So is there a workaround to this workaround?

Solution 1 - FS-based

Instead of encrypting and backing up files / tarballs directly, we can create a loopback filesystem and back it up as a whole; and [i]restart the encryption cipher in an integer ratio to the filesystem sector size[/i]. As data writes are confined to filesystem sectors, this ensures that small changes to the data result only in small changes to the encrypted filesystem.

Instead of creating a loopback filesystem, you might instead use Truecrypt, and back up the container without encryption; Truecrypt restarts its cipher every 512 bytes regardless of the selected cipher or filesystem sector size[4] in order to minimise changes to the encrypted container.

The downside then is of course you have a fixed size container to back up, even if it is mostly empty; and it becomes easy to hit the limits of the container if care is not taken; but for most filesystems it’s possible to shrink and resize a partition without causing significant writes (at most, the MFT). Truecrypt does not generally support resizing containers, but extcv[5] can be used if the container filesystem is NTFS.

The other downside is unless you can bring your whole way of computing in line with this approach, it usually necessitates spooling a copy of the data and performing a local backup from your everyday filesystem into the container. But presumably a local copy of your backup data is a good part of your backup strategy anyway (for fast restores, etc).

I guess it would be possible to combine this approach with a new backup software that rebuilt the container on-the-fly every time a backup was initiated, if only the MFT of the generated container was preserved. It would take some reasonably close integration with the filesystem driver.

Solution 2 - Rolling Checksum

See the followup article.

  1. “Encrypted bandwidth-efficient backup using the rsync algorithm.”

  2. Another goal of duplicity is to support “dumb storage” providers like Amazon S3 and random FTP hosts, where even if there was a way to perform the consolidation, you can’t run programs on the storage-side anyway.

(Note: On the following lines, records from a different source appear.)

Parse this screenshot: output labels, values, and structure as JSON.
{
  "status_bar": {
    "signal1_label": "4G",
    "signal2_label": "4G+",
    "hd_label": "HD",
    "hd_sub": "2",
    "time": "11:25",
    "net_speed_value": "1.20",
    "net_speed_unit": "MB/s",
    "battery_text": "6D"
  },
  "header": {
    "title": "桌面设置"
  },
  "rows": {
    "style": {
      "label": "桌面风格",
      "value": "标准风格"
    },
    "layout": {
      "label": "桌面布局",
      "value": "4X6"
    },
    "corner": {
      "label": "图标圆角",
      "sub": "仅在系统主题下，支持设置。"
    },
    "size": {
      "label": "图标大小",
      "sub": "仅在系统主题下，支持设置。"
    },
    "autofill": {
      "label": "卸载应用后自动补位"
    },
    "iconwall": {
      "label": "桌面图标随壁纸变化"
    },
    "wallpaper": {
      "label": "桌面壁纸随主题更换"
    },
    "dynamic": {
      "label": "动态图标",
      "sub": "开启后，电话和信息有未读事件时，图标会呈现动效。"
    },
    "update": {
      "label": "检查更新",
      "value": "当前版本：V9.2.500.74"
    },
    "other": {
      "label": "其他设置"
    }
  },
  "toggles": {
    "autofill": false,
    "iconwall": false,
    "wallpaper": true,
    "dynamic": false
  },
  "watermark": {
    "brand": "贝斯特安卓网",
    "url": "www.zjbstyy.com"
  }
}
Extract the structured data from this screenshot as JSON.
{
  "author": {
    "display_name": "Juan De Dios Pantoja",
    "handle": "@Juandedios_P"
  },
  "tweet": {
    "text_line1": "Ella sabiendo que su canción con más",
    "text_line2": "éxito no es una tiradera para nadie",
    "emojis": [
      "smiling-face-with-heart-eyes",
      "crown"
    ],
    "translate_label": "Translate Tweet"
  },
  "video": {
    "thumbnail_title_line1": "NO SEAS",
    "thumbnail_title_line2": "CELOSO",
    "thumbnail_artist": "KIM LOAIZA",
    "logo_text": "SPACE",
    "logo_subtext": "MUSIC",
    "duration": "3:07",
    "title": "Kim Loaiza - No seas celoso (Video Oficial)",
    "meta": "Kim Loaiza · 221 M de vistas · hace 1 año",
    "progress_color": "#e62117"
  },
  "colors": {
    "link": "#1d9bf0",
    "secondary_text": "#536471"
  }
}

  4. “The size of each data unit is always 512 bytes (regardless of the sector size).”

  5. “Expand a TrueCrypt volume on the fly without reformatting.”